That “pride in every American heart” carries over into all aspects of our individual and corporate lives.
If we’re not careful I believe that pride can be to our detriment as we navigate through life here in America, and I suspect this phenomena exists in other countries as well. All you have to do is tune into a few minutes of World Cup action to watch thousands of fans demonstrate national pride for their country of origin.
Let me bring us back to the good old U.S.A. since that’s what I know best, having spent most of my years on its soil. On a side note, I’m also a proud Texan even though I’ve spent most of my life in California!

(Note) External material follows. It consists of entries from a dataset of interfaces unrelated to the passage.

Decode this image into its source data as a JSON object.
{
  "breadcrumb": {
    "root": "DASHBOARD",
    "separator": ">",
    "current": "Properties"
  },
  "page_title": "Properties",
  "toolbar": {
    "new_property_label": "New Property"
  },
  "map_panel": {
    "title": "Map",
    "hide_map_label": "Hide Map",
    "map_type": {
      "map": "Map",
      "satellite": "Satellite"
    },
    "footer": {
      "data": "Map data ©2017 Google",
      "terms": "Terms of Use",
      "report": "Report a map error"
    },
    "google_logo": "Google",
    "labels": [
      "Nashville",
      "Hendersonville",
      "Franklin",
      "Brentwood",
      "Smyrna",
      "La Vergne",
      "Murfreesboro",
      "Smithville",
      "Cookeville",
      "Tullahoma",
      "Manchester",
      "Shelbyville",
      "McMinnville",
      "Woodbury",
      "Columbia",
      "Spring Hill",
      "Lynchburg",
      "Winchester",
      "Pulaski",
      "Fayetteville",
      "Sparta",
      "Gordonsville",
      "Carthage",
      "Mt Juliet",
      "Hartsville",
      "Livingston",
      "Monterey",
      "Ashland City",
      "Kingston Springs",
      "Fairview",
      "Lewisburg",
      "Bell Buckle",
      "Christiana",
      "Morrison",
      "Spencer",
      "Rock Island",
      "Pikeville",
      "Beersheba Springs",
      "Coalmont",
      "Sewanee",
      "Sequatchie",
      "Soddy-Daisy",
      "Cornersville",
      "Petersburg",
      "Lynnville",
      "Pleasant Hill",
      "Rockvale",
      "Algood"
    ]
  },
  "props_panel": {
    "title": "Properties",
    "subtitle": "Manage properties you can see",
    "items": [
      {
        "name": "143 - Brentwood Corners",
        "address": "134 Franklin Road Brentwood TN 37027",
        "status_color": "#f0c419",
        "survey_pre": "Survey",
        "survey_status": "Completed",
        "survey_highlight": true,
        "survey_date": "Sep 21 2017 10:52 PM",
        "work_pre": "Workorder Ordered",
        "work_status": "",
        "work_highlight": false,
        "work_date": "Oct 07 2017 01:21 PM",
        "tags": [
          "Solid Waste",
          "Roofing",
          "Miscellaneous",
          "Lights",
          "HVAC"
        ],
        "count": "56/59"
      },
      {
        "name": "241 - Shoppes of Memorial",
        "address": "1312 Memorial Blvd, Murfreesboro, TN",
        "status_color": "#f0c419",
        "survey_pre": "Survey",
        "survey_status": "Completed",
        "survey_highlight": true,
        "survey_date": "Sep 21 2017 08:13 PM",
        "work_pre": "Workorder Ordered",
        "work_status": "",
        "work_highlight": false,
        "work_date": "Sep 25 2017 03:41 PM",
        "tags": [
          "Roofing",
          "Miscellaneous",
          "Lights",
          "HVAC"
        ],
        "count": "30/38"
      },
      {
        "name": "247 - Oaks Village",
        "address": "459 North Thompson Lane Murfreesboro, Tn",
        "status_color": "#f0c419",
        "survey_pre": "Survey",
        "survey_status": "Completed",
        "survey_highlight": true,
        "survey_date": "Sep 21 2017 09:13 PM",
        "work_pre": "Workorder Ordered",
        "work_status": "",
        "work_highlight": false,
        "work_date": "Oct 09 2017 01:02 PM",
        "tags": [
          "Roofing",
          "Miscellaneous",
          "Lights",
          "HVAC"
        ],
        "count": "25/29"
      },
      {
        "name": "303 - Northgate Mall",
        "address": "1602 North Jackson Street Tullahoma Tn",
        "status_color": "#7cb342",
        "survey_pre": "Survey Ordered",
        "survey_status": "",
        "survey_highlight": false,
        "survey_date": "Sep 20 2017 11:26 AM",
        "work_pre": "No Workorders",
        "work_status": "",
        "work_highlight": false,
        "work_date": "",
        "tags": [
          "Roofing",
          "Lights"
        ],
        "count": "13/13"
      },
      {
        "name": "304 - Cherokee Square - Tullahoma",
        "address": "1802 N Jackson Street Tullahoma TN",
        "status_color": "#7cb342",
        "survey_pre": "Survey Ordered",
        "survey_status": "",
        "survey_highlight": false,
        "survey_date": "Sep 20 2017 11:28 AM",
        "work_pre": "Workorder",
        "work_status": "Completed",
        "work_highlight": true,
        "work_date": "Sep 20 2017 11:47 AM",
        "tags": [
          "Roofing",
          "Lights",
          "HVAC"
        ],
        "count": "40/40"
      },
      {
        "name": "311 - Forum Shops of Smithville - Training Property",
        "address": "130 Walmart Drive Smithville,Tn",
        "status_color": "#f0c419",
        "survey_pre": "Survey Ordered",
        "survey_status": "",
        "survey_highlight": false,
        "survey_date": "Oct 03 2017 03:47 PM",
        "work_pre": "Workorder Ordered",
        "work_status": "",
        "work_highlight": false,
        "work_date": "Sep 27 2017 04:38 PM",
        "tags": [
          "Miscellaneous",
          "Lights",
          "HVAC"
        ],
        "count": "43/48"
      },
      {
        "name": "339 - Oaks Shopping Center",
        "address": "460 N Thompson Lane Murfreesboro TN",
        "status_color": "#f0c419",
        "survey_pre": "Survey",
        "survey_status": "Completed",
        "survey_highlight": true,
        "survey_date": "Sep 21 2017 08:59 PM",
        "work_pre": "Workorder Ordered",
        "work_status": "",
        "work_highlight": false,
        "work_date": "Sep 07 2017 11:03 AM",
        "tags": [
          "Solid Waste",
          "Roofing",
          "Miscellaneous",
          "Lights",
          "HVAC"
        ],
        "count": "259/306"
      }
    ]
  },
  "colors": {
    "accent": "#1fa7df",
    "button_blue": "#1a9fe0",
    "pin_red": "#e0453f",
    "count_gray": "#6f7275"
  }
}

God’s word speaks about pride and its impact on those who are caught in its powerful grip.
In Proverbs 16:18-19, we’re counseled “Pride goes before destruction, a haughty spirit before a fall. Better to be lowly in spirit and among the oppressed than to share plunder with the proud.”
The idea of a lowly spirit (humility) resonates with me in this fourth quarter of my life.
There’s nothing inherently wrong with taking pride in our accomplishments, but we need to be careful to not let it go to our head. After all, we can only accomplish what God allows us to complete.
In Ephesians 2:9-10, Paul exhorts “For it is by grace you have been saved, through faith — and this not from ourselves, it is the gift of God – not by works, so that no one can boast. For we are God’s workmanship, created in Christ Jesus to do good works, which God prepared in advance for us to do.”
We need to understand the Source of all we accomplish in life.
Every day we run across fellow followers of Christ who are facing challenges in this world. In Galatians 6:2-5, we’re instructed, “Carry each other’s burdens, and in this way you will fulfill the law of Christ. If anyone thinks he is something when he is nothing, he deceives himself. Each one should test his own actions. Then he can take pride in himself, without comparing himself to somebody else. For each should carry his own load.”
Did you get that? The type of pride that needs to be found in the Christian life must come from building up the Body of Christ. That way our Heavenly Father will be proud of us — His obedient children.
You may be proud of your accomplishments in your business, family and even your spiritual endeavors, but we must be very careful to not fall once we rest on our laurels. We’d be wise to not bask in our past accomplishments. We need to give the glory to God where it truly belongs.
In James 4:10, we’re admonished to “Humble yourselves before the Lord, and He will lift you up.” Find your strength and your solace in your Heavenly Father and you can experience fulfillment that will make your Father truly proud!
Passages to Ponder
— Jim Langley has been writing for more than 30 years while working as a life and health insurance agent in Santa Barbara. In recent years, his passion has turned to writing about his personal relationship with God, and his goal is to encourage others to draw near to Him as well. As a longtime member of CBMC of Santa Barbara (Christian Business Men’s Connection), he started writing Fourth Quarter Strategies columns in 2014, and he now reaches an international audience through the CBMC International devotional Monday Manna. He can be contacted at email@example.com for more information. Click here for previous columns. The opinions expressed are his own.